Re: [lxx] NT and LXX text criticism
- I apologize for my silence. It is a bad time of the year for such diversions!
The short answer is, of course, Yes and No.
Yes, the "eclectic" method is widely accepted (e.g. in the Goettingen project,
as in classical studies), and it is difficult to imagine what the alternative
would be if one is interested in getting as close as possible to the first
translations, centuries before our oldest extant extensive witnesses.
No, the approaches will not be identical since the understanding that there was
a base text from which most of the Greek materials were translated (the
hypothetical Hebrew/Aramaic on which the first translations were based), and
that there continued to be contacts between some Greek transmitters and the
Hebrew/Aramaic materials available to them, raises methodological issues that
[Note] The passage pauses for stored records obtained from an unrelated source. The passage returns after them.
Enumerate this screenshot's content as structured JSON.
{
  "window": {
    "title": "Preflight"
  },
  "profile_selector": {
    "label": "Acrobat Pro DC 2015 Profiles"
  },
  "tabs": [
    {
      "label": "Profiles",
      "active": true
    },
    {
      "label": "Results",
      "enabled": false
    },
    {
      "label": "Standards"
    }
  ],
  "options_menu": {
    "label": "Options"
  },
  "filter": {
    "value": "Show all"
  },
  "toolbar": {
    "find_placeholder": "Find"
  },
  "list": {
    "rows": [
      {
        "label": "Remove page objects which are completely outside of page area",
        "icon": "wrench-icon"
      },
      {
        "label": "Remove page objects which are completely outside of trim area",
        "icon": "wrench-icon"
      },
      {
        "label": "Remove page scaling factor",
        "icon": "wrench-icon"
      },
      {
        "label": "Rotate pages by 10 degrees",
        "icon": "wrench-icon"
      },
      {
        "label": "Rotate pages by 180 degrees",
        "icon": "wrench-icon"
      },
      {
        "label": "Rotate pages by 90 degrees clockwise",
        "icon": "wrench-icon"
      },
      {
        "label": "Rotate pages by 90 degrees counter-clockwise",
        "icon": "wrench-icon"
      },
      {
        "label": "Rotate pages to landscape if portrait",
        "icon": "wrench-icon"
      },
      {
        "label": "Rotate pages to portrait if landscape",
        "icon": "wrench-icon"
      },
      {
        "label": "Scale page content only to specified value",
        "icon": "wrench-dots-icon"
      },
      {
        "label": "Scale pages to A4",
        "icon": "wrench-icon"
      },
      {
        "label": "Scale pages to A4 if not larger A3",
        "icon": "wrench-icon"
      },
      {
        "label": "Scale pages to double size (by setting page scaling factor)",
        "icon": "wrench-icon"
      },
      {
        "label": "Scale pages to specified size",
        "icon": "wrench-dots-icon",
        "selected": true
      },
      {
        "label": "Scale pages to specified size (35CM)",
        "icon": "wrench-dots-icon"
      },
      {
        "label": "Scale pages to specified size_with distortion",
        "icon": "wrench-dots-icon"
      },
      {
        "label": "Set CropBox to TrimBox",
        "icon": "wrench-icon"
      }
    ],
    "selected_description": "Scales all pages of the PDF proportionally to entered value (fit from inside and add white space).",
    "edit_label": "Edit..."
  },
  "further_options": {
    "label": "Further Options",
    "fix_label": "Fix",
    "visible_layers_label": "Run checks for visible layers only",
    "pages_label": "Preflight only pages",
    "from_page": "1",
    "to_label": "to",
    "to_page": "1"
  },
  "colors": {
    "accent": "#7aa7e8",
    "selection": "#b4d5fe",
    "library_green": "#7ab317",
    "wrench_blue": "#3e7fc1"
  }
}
are not present (or at least not so obvious) with the NT (or classical Greek)
Perhaps still helpful on these matters is the volume I edited in my youth
entitled "Septuagint Lexicography" (1972 more or less), or at least the articles
gathered therein. Unfortunately, I don't have it available yet in electronic
form, and I don't have time right now to supply the table of contents.
> I'm going to try to "bump" this topic so it might attract some notice. No
> one has ventured any response yet. I will only add that in sources I have
> consulted on LXX scholarship (mostly in English since my German is not so
> good) I have found no discussion of text critical method. I assume the
> Goettingen folks are following the lead of NT text critics following WH,
> perhaps considering the eclectic approach to stand in no need of
> justification or explication. Can anyone comment, please?
> Thanks, James
> On Wed, 19 Oct 2005, James Miller wrote:
> > Here is a quotation from an article by Gordon Fee. It refers to
> > text-critical method in NT studies after Wescott and Hort: "With the
> > rejection of Hort's genealogical method . . . there has emerged a method
> > that may be properly called 'eclectic.' Essentially, this means that the
> > 'original' text of the NT is to be chosen variant by variant, using all
> > the principles of critical judgement without regarding one MS or text-type
> > as necessarily preserving that 'original.'" Does this same situation of an
> > "eclectic method" that chooses the original text variant by variant rather
> > than relying on the authority of particular manuscripts or text-types hold
> > for LXX text critics? I believe it does, as the Goettingen volumes seem to
> > be just this sort of eclectic text. But it would be good to get
> > confirmation from other authorities on the similarities and/or differences
> > between eclecticism in NT as opposed to LXX text criticism. Input, anyone?
> > Bob?
> > Thanks, James
> Yahoo! Groups Links
Robert A. Kraft, Religious Studies, University of Pennsylvania
227 Logan Hall (Philadelphia PA 19104-6304); tel. 215 898-5827
- --- In email@example.com, Robert Kraft <kraft@c...> wrote:
>Some of us have trouble remembering when the peak load times of the
> I apologize for my silence. It is a bad time of the year for
> such diversions!
academic schedule are;)
For completely different reasons, I was too busy to reply also. But
now I can at least add that the FAQ for this Yahoo! group has a little
something to offer; in particular, it mentions Jellicoe as a
reference, which describes much of what you mentioned.
The FAQ is at http://students.cua.edu/16kalvesmaki/LXX/LXXFAQ.htm.
Weingreen is also a good text on OT Textual Criticism in general,
which includes at least some coverage of LXX/OG issues.
Of course, you can find it on Amazon at:
It even has nearly universal positive ratings, and 33 used copies